Suggested items to bring:
- Two complete changes of hunting clothes (see note below).
- Quality sleeping bag ( -0 Fahrenheit or better).
- Long underwear and wool socks.
- Quality hunting boots with vibram soles.
- Lightweight “pull over your boot” style hip waders.
Example brand: Hodgman Men’s Gamewade Packable Hip Waders
(Check with us if you need these, sometimes not necessary).
- Down or wool vest.
- Light rain gear, top and bottom.
- Heavy coat (Check with us if you need this, sometimes not necessary).
- Hat with ear flaps.
- Hunting gloves.
- Comfortable camp shoes.
- Personal toiletries.
- Rifle and 2 boxes ammunition.
- Good back pack (frame or pack capable of carrying personal gear if spike camp is necessary. See note below).
- Water bottle.
- Small flashlight or headlamp.
- Reading material.
- Suncreen, insect repellent.
- Binoculars and rangefinder.
Hunting gear note: While quite expensive, Sitka and KUIU brand is what our guides use and recommend as the best.
Backpack note: All of your gear should fit into your frame style backpack.
Please note that we do not sell alcohol, tobacco, or chew at Nabesna. There is a small Lodge/Bar about 15 miles away (Sportsman’s Paradise) that sometimes stocks those products, but we recommend that you get what you need in Anchorage before driving up to Nabesna.
Your guide will have a range finder, spotting scope, binoculars, etc., but you are recommended to bring your own along if you wish. If you own one (or want to rent one), a satellite telephone or the new “in reach” style satellite texting devices would be helpful to bring.
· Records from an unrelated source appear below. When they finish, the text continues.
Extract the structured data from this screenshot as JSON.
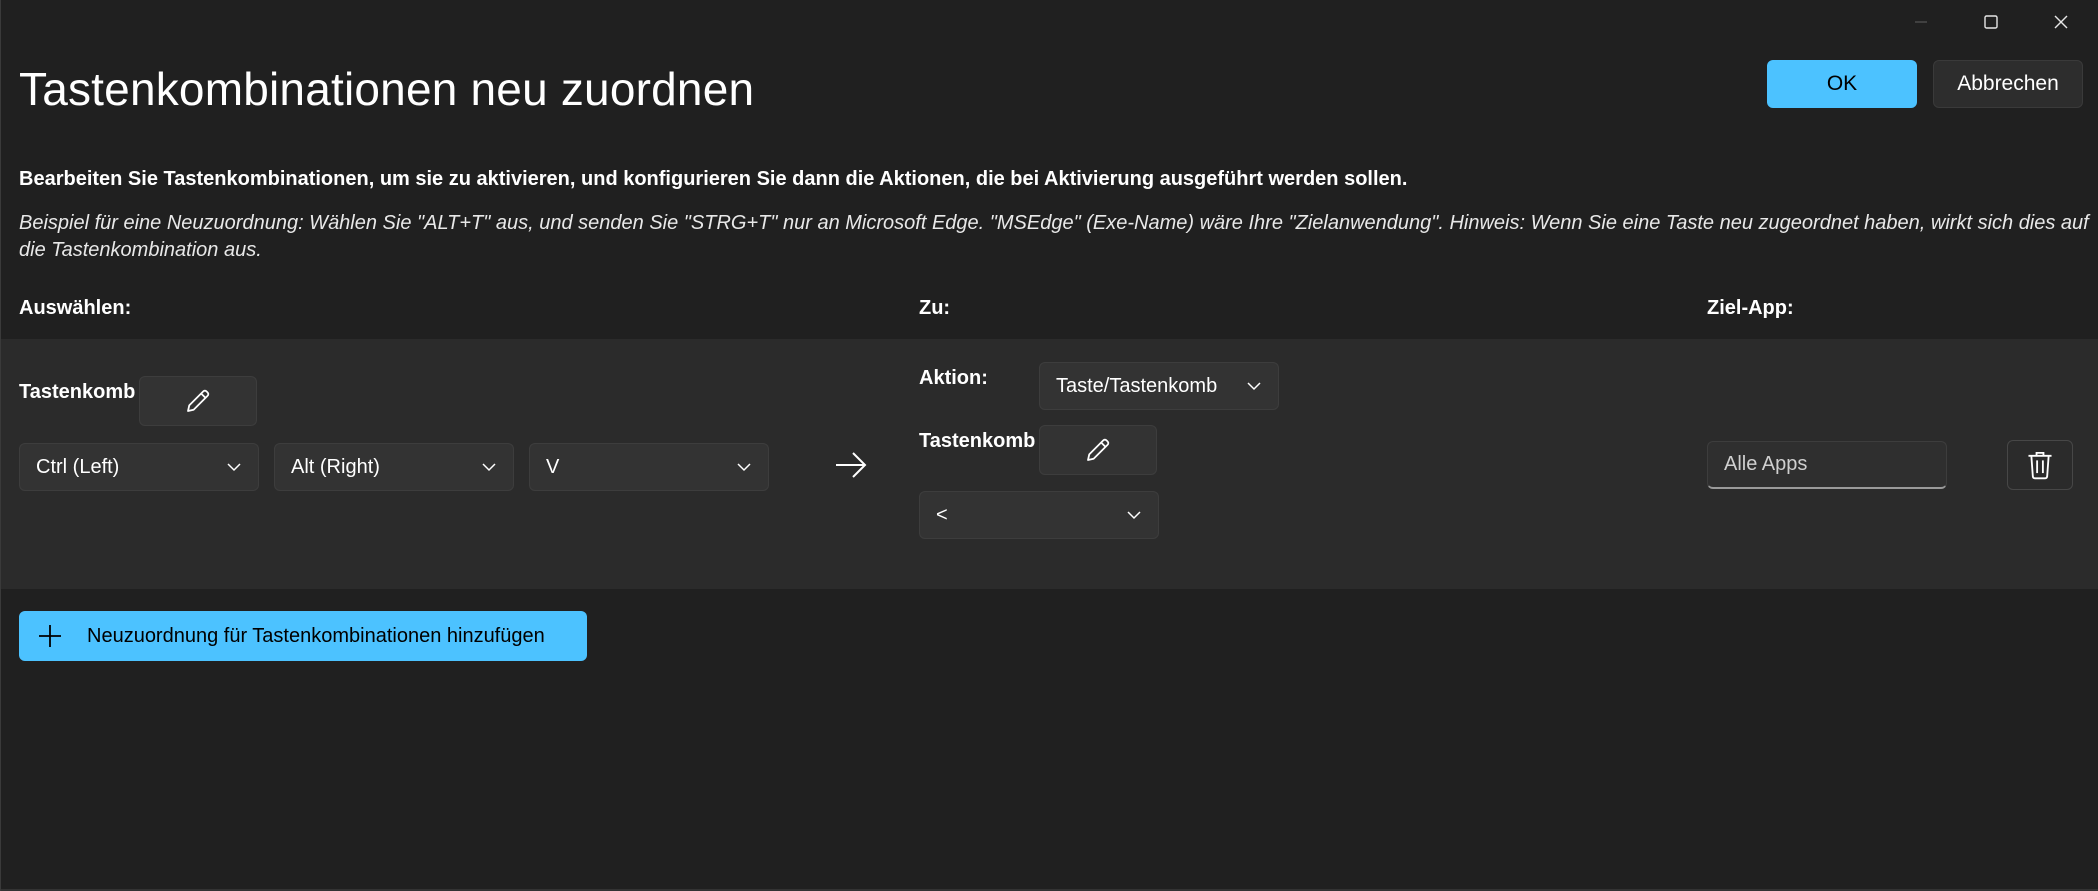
{
  "window": {
    "title": "Tastenkombinationen neu zuordnen",
    "ok_label": "OK",
    "cancel_label": "Abbrechen"
  },
  "description": {
    "main": "Bearbeiten Sie Tastenkombinationen, um sie zu aktivieren, und konfigurieren Sie dann die Aktionen, die bei Aktivierung ausgeführt werden sollen.",
    "example": "Beispiel für eine Neuzuordnung: Wählen Sie \"ALT+T\" aus, und senden Sie \"STRG+T\" nur an Microsoft Edge. \"MSEdge\" (Exe-Name) wäre Ihre \"Zielanwendung\". Hinweis: Wenn Sie eine Taste neu zugeordnet haben, wirkt sich dies auf die Tastenkombination aus."
  },
  "columns": {
    "select": "Auswählen:",
    "to": "Zu:",
    "target_app": "Ziel-App:"
  },
  "row": {
    "source": {
      "label": "Tastenkomb",
      "keys": [
        "Ctrl (Left)",
        "Alt (Right)",
        "V"
      ]
    },
    "target": {
      "action_label": "Aktion:",
      "action_value": "Taste/Tastenkomb",
      "shortcut_label": "Tastenkomb",
      "key_value": "<"
    },
    "target_app_placeholder": "Alle Apps"
  },
  "add_button_label": "Neuzuordnung für Tastenkombinationen hinzufügen",
  "colors": {
    "accent": "#4cc2ff",
    "background": "#202020",
    "panel": "#2b2b2b",
    "control": "#333333"
  },
  "icons": {
    "minimize": "minimize-icon",
    "maximize": "maximize-icon",
    "close": "close-icon",
    "edit": "pencil-icon",
    "chevron": "chevron-down-icon",
    "arrow": "arrow-right-icon",
    "delete": "trash-icon",
    "add": "plus-icon"
  }
}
If you require a particular snack food or beverage such as Coke or beer, these may be purchased in Anchorage and brought with you to Nabesna. A 6-pack or so can be taken to camp with you, and the rest left at the main camp which can be flown to you on the next check flight, as weight and space permit.
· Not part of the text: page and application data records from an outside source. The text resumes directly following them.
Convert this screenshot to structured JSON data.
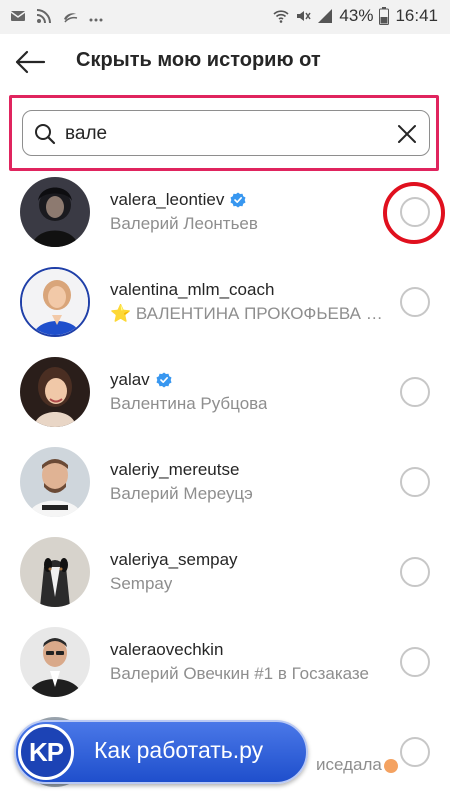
{
  "status_bar": {
    "battery": "43%",
    "time": "16:41",
    "left_icons": [
      "mail-icon",
      "rss-icon",
      "bank-icon",
      "more-dots-icon"
    ],
    "right_icons": [
      "wifi-icon",
      "mute-icon",
      "signal-icon",
      "battery-icon"
    ]
  },
  "header": {
    "title": "Скрыть мою историю от",
    "back_icon": "arrow-left-icon"
  },
  "search": {
    "value": "вале",
    "clear_icon": "close-icon"
  },
  "colors": {
    "highlight": "#e0245e",
    "radio_highlight": "#e0101e",
    "verified": "#3897f0",
    "secondary_text": "#8e8e8e"
  },
  "users": [
    {
      "username": "valera_leontiev",
      "fullname": "Валерий Леонтьев",
      "verified": true
    },
    {
      "username": "valentina_mlm_coach",
      "fullname": "⭐ ВАЛЕНТИНА ПРОКОФЬЕВА О ...",
      "verified": false
    },
    {
      "username": "yalav",
      "fullname": "Валентина Рубцова",
      "verified": true
    },
    {
      "username": "valeriy_mereutse",
      "fullname": "Валерий Мереуцэ",
      "verified": false
    },
    {
      "username": "valeriya_sempay",
      "fullname": "Sempay",
      "verified": false
    },
    {
      "username": "valeraovechkin",
      "fullname": "Валерий Овечкин #1 в Госзаказе",
      "verified": false
    }
  ],
  "partial_row": {
    "fullname_tail": "иседала"
  },
  "watermark": {
    "badge": "KP",
    "text": "Как работать.ру"
  }
}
Certainly you may bring what you want, If possible try and have all your gear fit in your frame pack.What must be considered is that the airplanes we use have limited space and by law the payload weight cannot exceed the maximum allowed amount. Many times there may only be a small window of time to get your camp set up due to weather or daylight, and an additional trip just to haul extra gear may cost a day of your hunt. This is extremely important.
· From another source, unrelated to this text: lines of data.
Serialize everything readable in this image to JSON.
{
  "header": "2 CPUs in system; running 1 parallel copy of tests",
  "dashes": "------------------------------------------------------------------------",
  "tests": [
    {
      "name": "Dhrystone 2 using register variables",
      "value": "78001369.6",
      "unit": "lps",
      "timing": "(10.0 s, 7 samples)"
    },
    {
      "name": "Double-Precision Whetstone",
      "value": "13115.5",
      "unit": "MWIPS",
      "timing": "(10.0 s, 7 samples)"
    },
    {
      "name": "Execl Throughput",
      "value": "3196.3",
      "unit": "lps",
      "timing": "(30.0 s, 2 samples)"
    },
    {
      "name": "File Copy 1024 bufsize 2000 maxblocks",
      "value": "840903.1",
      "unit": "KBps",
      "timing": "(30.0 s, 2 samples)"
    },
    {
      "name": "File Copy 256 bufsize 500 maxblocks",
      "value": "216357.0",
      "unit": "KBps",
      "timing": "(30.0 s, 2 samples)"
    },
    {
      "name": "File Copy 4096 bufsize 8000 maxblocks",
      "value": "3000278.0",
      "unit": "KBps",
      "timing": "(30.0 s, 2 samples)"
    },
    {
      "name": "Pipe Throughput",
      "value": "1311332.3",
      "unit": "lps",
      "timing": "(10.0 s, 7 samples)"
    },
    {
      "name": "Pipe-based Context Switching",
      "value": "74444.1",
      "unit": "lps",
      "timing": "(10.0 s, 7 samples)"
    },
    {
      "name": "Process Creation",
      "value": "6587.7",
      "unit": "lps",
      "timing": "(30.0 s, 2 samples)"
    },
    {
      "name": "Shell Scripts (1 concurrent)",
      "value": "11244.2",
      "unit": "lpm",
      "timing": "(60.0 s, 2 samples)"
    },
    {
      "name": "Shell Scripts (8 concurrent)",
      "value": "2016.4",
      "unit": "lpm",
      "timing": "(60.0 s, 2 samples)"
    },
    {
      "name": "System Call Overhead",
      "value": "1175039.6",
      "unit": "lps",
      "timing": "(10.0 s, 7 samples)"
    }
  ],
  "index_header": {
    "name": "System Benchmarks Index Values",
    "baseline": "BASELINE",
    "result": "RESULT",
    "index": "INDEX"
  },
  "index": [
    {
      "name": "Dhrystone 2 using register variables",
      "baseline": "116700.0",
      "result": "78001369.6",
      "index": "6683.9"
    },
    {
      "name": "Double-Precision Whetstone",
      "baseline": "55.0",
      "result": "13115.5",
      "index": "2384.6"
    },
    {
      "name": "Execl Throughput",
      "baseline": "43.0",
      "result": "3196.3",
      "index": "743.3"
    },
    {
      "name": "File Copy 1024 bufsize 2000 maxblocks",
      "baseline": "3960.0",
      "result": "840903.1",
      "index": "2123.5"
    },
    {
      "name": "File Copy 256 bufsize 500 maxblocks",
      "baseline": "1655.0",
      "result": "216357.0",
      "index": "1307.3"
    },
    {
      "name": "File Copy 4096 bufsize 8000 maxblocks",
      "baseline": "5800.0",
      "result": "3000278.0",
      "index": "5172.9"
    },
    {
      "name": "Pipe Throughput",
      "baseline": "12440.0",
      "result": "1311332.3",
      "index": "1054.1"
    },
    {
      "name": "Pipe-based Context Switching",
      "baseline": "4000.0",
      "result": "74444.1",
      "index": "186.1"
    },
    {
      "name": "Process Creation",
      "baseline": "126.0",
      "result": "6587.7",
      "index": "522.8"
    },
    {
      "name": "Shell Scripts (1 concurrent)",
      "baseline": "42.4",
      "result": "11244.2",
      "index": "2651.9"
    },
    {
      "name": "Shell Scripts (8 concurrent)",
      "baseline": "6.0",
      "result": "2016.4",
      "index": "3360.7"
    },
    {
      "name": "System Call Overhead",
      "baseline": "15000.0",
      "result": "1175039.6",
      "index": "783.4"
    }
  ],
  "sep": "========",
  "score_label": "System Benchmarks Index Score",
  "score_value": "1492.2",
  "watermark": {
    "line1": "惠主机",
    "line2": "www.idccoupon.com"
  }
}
Do I need to bring extra food?
You may bring any extra food you like, but, again, it is at the pilot’s decision how much weight can be loaded into the airplane. We usually pack up fairly hefty camp-food boxes, which include fresh and canned meats and meals, canned fruits and vegetables, breakfast foods, breads and lunch meats, and plenty of snacks such as crackers, cheese, chips, candy, cookies, condiments. Fresh homemade baked goods are also flown out to the camps when possible.